It is not like monarchy and dictatorship used to exist in the past and at present there is a democratic world all around. Many democracies are turning into autocratic forms of government. Dictatorships in the present era present a more complex picture. While overt authoritarian regimes still exist, modern dictatorships have adopted subtler approaches that blur the lines between autocracy and democracy. These hybrid regimes often use controlled elections, manipulation of media, and co-opting of institutions to create an illusion of democratic governance while concentrating power in the hands of a few.

Dictatorships are known to neither face political opposition in their country nor criticism by the local press because they know how to silence these voices, however of the key challenges posed by present-day dictatorships is the erosion of democratic values and the suppression of fundamental freedoms.

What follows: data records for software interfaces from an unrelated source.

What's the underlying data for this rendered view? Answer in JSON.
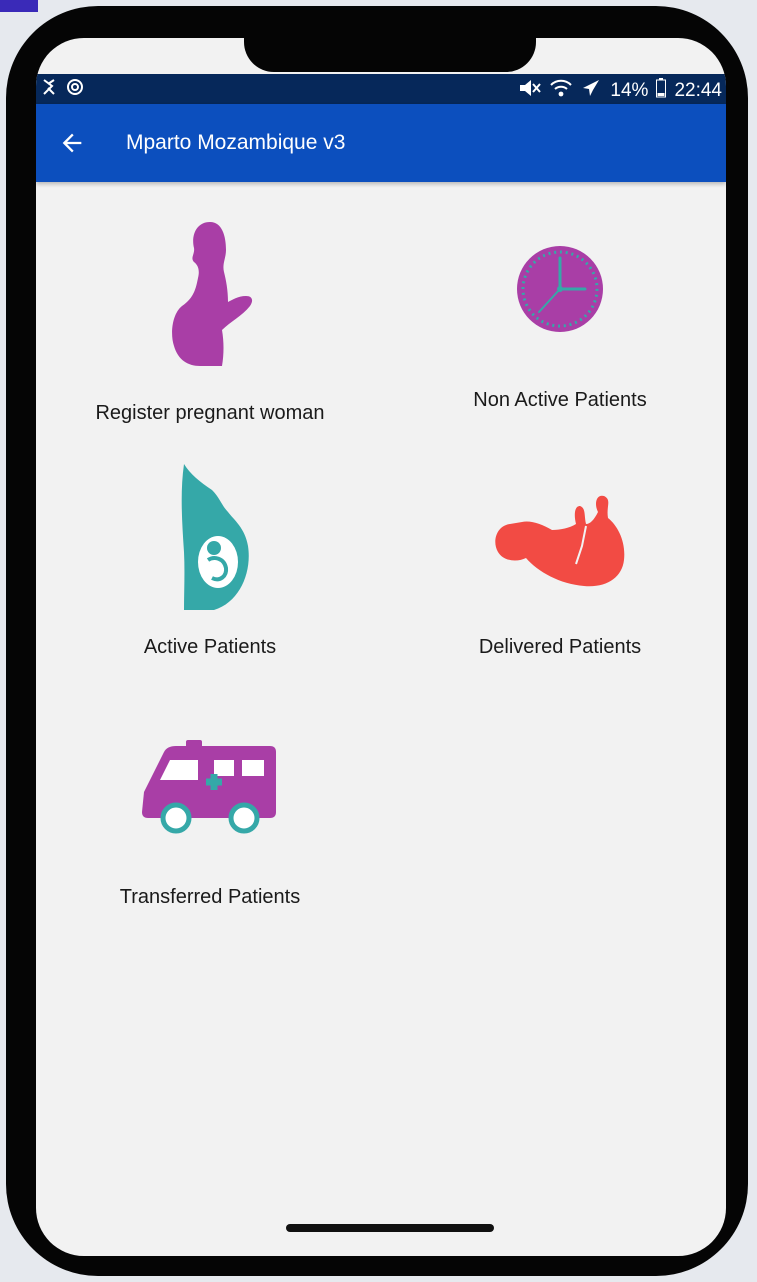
{
  "status_bar": {
    "battery": "14%",
    "time": "22:44"
  },
  "app_bar": {
    "title": "Mparto Mozambique v3"
  },
  "menu": {
    "register": {
      "label": "Register pregnant woman"
    },
    "non_active": {
      "label": "Non Active Patients"
    },
    "active": {
      "label": "Active Patients"
    },
    "delivered": {
      "label": "Delivered Patients"
    },
    "transferred": {
      "label": "Transferred Patients"
    }
  },
  "icons": {
    "register": "pregnant-woman-icon",
    "non_active": "clock-icon",
    "active": "fetus-womb-icon",
    "delivered": "baby-icon",
    "transferred": "ambulance-icon"
  },
  "colors": {
    "app_bar": "#0c4fbe",
    "status_bar": "#06285a",
    "purple": "#a93ea6",
    "teal": "#35a8a8",
    "coral": "#f24b44"
  }
}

These regimes often limit dissent, curtail freedom of expression, and undermine the independence of the judiciary and media. The concentration of power in the hands of a single leader or ruling elite can result in a lack of accountability, corruption, and human rights abuses. Despite their fundamental differences, present-day monarchy and dictatorship can occasionally share certain traits, blurring the lines between the two systems. Both forms of governance can exhibit authoritarian tendencies, with power centralized in the hands of a few individuals or families.

The challenge lies in distinguishing between genuine adherence to democratic principles and the manipulation of democratic processes for self-interest. On the other hand, Monarchies, predominantly constitutional, have evolved to adapt to the modern world while retaining their symbolic roles and cultural significance. In such systems, the monarch serves as a figurehead, representing the nation and upholding traditions. While political power may be limited, constitutional monarchs often play essential roles as neutral arbiters, unifying figures, and symbols of national identity.

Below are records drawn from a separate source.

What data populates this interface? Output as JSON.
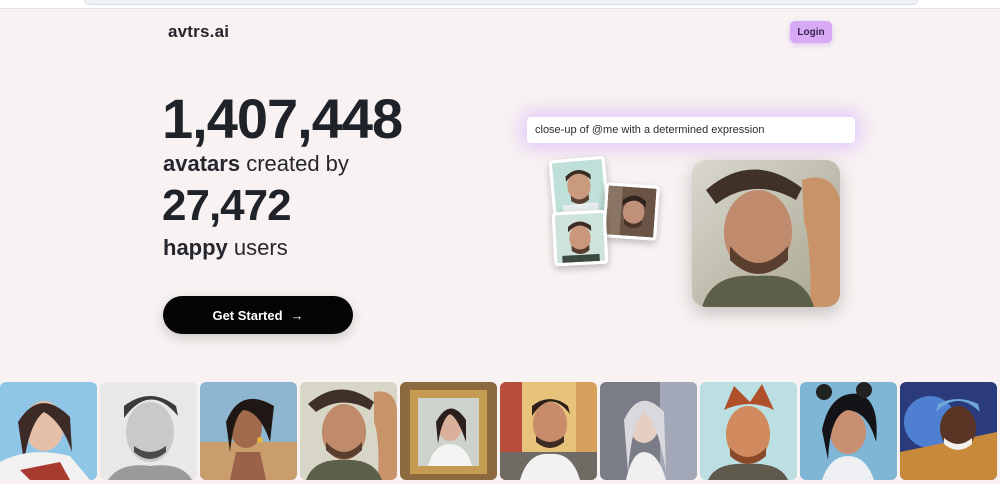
{
  "header": {
    "logo": "avtrs.ai",
    "login_label": "Login"
  },
  "stats": {
    "avatars_count": "1,407,448",
    "avatars_bold": "avatars",
    "avatars_rest": " created by",
    "users_count": "27,472",
    "users_bold": "happy",
    "users_rest": " users"
  },
  "cta": {
    "label": "Get Started",
    "arrow": "→"
  },
  "demo": {
    "prompt_text": "close-up of @me with a determined expression",
    "input_photos": [
      "man-photo-1",
      "man-photo-2",
      "man-photo-3"
    ],
    "result_image": "avatar-man-hat-camel"
  },
  "gallery": [
    "avatar-woman-fur-coat",
    "avatar-man-pencil-sketch",
    "avatar-woman-desert",
    "avatar-man-hat-camel",
    "avatar-woman-framed-portrait",
    "avatar-man-city-street",
    "avatar-woman-silver-hair",
    "avatar-man-comic-style",
    "avatar-girl-anime",
    "avatar-man-colorful-art"
  ]
}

Present-day monarchies have embraced transparency, accountability, and engagement with the public. Many royal families actively participate in charitable work, promote social causes, and engage with their subjects through public engagements. They have recognized the importance of maintaining relevance by connecting with their citizens and addressing contemporary issues, all while preserving the historical legacy associated with the monarchy. They are well respected and honored and hence are striving for better in the modern world compared to dictatorship.


When comparing monarchy and dictatorship, it is important to note that both systems concentrate power in the hands of a single individual, which inherently raises concerns about accountability and potential abuses. While monarchy can offer stability, tradition, and limited constitutional oversight, dictatorship may boast efficiency and the ability to enact rapid change. However, in the modern world, the principles of democracy, human rights, and individual freedoms have become widely recognized as essential components of a just society. Monarchies that embrace constitutional limitations and respect democratic values can better navigate the complexities of the contemporary world. Ultimately, it is crucial to strive for democratic systems that ensure the protection of human rights, accountability, and transparency. While neither monarchy nor dictatorship may be ideal forms of governance, the lessons of history have shown that societies that uphold democratic principles tend to flourish, fostering innovation, inclusivity, and respect for human dignity.

Author(s) Name: Ruchi Baid (Jindal Global Law School, Sonipat)